The aspect of the orphan mindset that Yoshimi most closely embodies, however, is adopted thought. I define adopted thought as thought that is not native to oneself but rather learned from someone else. Some people live their entire lives subsisting on adopted thought. It's just easier to accept what someone else has told you to believe about something. Original thought is rare. Adopted thought is not inherently bad. Some people will just naturally assume that what they consider their original thought is in fact adopted thought. They internalize the behavior they observe in others.
This is a matter of the old nature vs. nurture debate. In psychology this is the phenomenon of determining how much of a person's psyche is determined internally and how much externally, or in other words learned or inherent behavior. Did you get it from someone or did it develop of its own accord?
To an orphan like Yoshimi, this is very much a pertinent question. From the perspective I took, she would be rebellious of all attempts to be placed in a foster home (which she fights against through thirty-six of them) because it would be like replacing her parents. How, then, would she know if anything that she becomes is from herself and her dead parents, and how much from the strangers who took her in? She's afraid of losing a link that only exists now in her mind.
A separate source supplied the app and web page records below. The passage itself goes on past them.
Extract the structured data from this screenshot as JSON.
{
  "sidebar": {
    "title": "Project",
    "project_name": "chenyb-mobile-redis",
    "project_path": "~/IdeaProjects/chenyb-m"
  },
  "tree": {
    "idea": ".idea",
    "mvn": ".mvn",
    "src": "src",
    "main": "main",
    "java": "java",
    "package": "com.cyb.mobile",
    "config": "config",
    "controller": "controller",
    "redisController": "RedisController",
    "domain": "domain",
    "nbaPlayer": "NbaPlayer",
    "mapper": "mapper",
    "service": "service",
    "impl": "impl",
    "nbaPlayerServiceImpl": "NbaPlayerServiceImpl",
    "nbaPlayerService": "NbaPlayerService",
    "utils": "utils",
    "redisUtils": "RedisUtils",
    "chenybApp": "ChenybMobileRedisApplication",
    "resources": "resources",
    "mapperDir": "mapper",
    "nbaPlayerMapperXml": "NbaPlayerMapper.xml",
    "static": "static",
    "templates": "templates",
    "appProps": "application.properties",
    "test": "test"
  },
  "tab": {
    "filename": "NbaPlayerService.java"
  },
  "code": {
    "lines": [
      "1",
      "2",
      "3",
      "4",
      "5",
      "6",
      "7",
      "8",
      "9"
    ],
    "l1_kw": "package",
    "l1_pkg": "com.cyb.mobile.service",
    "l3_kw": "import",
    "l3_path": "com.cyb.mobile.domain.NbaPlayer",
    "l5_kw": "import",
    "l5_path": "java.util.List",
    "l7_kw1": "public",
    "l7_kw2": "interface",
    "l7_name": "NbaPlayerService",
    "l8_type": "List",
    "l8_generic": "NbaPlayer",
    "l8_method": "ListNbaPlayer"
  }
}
Yet as the story develops she's told that everything she is, all her instincts, have been inherited from her parents, abilities she never knew she had but she's been using unconsciously all her life. Studies on twins, who have the exact same genetic material, have shown that when they're separated and raised in different environments develop, in fact, differently. I wasn't interested in taking a strictly scientific approach. Biologically we undoubtedly inherent certain genetic traits, obvious ones like facial structure, hair color, body type. The children of famous individuals often have a hard time living up to their parent's achievements, but a lot of that is simply the typical impossibility of facing pressure of that kind directly. Yoshimi is in the unique position of doing exactly that but without the pressure. Although since most of the people she subsequently encounters knew her parents, it's simply a matter of her own necessary ignorance.
When faced with a blank slate but a given set of art supplies, there's only a matter of variance. That's the story of writing. No matter how different, every story is the same, and it's a fool's errand to try and prove differently, much less rebel and deny and reject. In Shadow Clan Yoshimi encounters James Peers, who refuses to teach her traditional martial arts methods because he believes in a holistic approach, or in other words the nurture approach by way of nature, absorbing what will develop as it's experienced, using one's own instincts to take whatever form will develop.
In adopted thought, it's simply a matter of learning. That's what education is all about in school, taking what's given you without question. In original thought, it's an interactive experience. You accept and reject and modify as you deem necessary. Truth is not always obvious, even when it seems that it is.
The natural instinct of any guardian is to assume that the person you're taking responsibility for needs your guidance. If someone like Yoshimi doesn't believe that, or fears it, then there's very little to be gained by the experience. She's an orphan because that's what she is and what she believes she must continue to be. There was always the chance that a family may have presented itself that broke all her barriers. In fact, the complete story is all about how the people she meets end up being a different kind of family. They're all struggling against each other, but the real trick is that they don't let that get in the way. That's the true definition of family.
I have a problem with people who rely on adopted thought. I think it always shows, and it's damn depressing, because they never realize it themselves. It's not always a bad thing, but it's a phenomenon that causes more trouble than it's worth. Yes, it helps everyone function in a common direction, but it's also distrustful of dissenters, and that's never a good thing. You don't always need a sword to confront it, and maybe Yoshimi's real story is that she's awash in a sea of original thinkers who are all struggling against adopted thought.
Please note that I'm not arguing against foster homes or adoption, but rather the belief that it's okay to deny the identities of those who are entered into these equations. It only ever causes trouble. That's exactly what Yoshimi believes, and most of this is merely subtext. The story of Yoshimi is a metaphor for how tough life can be in any context, no matter what you believe or what you're struggling against.
Please note that I'm writing about Yoshimi, as well as the Space Corps, all month long over at Scouring Monk as part of the A-to-Z Challenge.